The number of citizens in the working ages of 20 to 64 years has been falling and, according to the 2013 Population White Paper, the ratio of citizens entering the working ages to those exiting will hit 0.7 to 1 by 2030, down from 2 to 1 in 2012.
As Assistant Professor Walter Theseira of Nanyang Technological University said: "You can't employ workers who don't exist."
With all these ingredients brewing, it is likely that the factors converged to create the sudden and dramatic slowdown seen last quarter.
Should workers be worried?
WHEN there is a shortfall of workers, employers are likely to scale back on job openings.

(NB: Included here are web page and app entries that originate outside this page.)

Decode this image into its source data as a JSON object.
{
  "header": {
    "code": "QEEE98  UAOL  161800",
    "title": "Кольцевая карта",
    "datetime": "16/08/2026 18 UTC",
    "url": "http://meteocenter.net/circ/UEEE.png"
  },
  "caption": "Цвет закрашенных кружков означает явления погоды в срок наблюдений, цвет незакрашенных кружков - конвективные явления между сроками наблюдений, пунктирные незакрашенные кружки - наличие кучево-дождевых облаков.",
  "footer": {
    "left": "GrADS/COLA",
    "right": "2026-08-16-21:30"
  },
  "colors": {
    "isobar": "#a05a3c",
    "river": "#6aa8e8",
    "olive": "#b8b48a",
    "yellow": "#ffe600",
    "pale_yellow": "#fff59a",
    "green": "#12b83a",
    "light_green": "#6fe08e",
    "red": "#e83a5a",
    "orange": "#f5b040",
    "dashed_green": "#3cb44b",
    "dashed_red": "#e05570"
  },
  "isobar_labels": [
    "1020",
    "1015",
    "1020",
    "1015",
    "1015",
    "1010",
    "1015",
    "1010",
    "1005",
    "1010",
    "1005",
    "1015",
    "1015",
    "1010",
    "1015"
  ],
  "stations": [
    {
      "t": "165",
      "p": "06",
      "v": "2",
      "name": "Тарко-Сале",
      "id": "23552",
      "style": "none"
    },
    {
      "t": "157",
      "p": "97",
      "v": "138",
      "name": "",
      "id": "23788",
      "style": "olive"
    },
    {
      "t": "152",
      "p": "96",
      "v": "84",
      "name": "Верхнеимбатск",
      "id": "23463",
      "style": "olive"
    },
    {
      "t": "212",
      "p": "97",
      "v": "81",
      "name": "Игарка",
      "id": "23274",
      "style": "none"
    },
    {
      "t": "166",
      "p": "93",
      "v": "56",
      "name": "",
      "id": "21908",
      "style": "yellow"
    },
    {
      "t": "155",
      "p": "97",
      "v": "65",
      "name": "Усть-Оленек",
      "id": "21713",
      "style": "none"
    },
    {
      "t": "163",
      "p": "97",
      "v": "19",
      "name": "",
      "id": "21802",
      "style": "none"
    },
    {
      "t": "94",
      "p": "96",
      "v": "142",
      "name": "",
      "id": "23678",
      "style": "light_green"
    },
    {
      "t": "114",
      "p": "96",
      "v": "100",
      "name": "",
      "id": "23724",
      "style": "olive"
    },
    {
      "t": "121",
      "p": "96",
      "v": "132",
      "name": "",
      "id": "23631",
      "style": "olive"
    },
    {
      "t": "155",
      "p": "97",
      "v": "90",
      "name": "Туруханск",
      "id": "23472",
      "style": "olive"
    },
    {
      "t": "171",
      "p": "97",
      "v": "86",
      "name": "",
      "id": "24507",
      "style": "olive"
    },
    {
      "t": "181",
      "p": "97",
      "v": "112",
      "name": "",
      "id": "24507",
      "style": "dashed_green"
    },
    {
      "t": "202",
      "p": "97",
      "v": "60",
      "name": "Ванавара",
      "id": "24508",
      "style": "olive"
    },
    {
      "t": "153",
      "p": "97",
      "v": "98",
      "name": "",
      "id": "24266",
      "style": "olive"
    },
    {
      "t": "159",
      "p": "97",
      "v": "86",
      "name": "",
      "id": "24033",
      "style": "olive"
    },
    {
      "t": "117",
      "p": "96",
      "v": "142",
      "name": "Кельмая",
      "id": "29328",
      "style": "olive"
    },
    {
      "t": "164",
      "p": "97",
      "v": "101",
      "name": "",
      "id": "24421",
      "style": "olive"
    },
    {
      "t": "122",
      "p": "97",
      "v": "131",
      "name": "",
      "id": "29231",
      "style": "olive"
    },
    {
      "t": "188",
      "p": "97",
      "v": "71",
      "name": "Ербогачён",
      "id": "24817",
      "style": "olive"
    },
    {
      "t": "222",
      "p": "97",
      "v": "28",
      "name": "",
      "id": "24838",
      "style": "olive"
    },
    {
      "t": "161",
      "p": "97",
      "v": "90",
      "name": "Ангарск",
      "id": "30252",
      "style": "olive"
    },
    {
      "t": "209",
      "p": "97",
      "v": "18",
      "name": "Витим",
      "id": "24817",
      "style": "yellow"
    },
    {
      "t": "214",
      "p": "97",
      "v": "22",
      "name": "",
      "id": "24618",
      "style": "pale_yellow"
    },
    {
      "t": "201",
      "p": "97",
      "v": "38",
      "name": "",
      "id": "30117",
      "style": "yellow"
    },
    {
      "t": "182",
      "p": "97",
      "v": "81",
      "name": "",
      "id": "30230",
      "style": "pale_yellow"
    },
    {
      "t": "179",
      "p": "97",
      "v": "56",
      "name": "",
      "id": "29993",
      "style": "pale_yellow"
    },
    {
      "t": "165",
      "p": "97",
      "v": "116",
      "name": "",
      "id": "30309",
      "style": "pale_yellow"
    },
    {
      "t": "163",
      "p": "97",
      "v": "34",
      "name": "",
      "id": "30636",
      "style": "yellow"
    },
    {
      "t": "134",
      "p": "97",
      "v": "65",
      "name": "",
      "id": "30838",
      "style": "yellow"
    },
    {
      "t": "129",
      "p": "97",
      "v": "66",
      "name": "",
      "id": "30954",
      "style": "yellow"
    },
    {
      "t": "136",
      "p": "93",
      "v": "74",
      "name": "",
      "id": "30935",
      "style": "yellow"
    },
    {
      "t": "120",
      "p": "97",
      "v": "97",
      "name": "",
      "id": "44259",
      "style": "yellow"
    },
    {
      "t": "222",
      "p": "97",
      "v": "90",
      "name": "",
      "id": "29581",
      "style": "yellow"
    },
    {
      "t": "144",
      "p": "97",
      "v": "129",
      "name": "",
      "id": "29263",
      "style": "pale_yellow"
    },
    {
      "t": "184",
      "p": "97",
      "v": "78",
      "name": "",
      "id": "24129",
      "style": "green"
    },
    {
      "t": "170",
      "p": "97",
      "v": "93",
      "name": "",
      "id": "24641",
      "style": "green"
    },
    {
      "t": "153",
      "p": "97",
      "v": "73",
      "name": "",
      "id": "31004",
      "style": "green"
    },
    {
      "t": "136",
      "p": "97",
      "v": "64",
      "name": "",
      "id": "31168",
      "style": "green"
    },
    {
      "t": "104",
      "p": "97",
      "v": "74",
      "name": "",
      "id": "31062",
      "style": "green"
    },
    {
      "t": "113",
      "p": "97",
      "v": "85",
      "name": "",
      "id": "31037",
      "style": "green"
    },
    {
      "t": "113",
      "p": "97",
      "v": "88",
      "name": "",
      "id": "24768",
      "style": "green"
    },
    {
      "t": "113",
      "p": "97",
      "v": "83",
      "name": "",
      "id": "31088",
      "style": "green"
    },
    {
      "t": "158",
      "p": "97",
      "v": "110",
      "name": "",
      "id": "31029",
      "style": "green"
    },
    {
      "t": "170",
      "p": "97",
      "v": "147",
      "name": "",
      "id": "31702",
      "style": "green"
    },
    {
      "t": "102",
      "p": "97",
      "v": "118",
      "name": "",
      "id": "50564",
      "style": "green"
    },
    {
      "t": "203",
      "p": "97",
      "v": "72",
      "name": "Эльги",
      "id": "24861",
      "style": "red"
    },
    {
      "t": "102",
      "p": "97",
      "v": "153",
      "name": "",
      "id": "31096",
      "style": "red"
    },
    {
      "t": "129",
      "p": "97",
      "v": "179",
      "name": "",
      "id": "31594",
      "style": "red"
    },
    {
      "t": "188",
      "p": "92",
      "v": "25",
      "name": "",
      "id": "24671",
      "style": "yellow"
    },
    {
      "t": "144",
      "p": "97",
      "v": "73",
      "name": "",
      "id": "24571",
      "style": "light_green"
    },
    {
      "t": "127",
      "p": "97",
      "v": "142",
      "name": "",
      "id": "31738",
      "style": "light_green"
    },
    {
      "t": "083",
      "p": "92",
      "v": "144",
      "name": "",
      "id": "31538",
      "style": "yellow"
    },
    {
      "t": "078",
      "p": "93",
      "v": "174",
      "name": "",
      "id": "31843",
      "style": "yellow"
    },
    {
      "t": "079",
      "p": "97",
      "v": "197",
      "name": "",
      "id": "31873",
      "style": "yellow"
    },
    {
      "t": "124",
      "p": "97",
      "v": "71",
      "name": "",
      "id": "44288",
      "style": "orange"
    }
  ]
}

The economy will become less competitive if it becomes untenable for companies to expand or set up here because there are not enough workers to do the work, and each worker is too expensive to hire.
"Ultimately this translates into higher national unemployment which would be a worry for workers," said Singapore Management University economist Hoon Hian Teck.
If firms are unable to pass productivity gains on to workers, wage growth may come to a standstill, a scenario Prime Minister Lee Hsien Loong warned about in his recent May Day message.
"Wages have been rising in the tight labour market, but this is not sustainable. If productivity continues to stagnate, after a while so will wages, which may even fall back," he said on April 30.
Wait and see
WHETHER the difficult business conditions persist long enough for this to occur remains to be seen.
Several economists have cautioned that last quarter's drastic drop in employment growth could be a statistical blip.
Demand for information technology services and for social sectors such as healthcare and education is likely to remain healthy over the next few years, said Credit Suisse economist Michael Wan.
Mr Wan and DBS' Mr Seah estimate a rebound to 25,000 to 30,000 net growth in jobs on average per quarter going forward, slightly under the 32,500 quarterly average last year.
Also worth noting is that the figures in the recent report are preliminary data - they may be revised upwards when the finalised numbers are reported in the Labour Market Report, scheduled to be released on June 15.
More data is needed to form a clearer picture. For example, vacancies data for the first quarter will be known only next month. Vacancies have been at record highs in the past year and hit 65,600 for seasonally adjusted vacancies as at December.
A high number of vacancies suggests that demand for Singapore's goods and services is still healthy. But if this dries up, it could indicate that the economy is slowing dramatically.
That would be bad news for businesses and workers alike.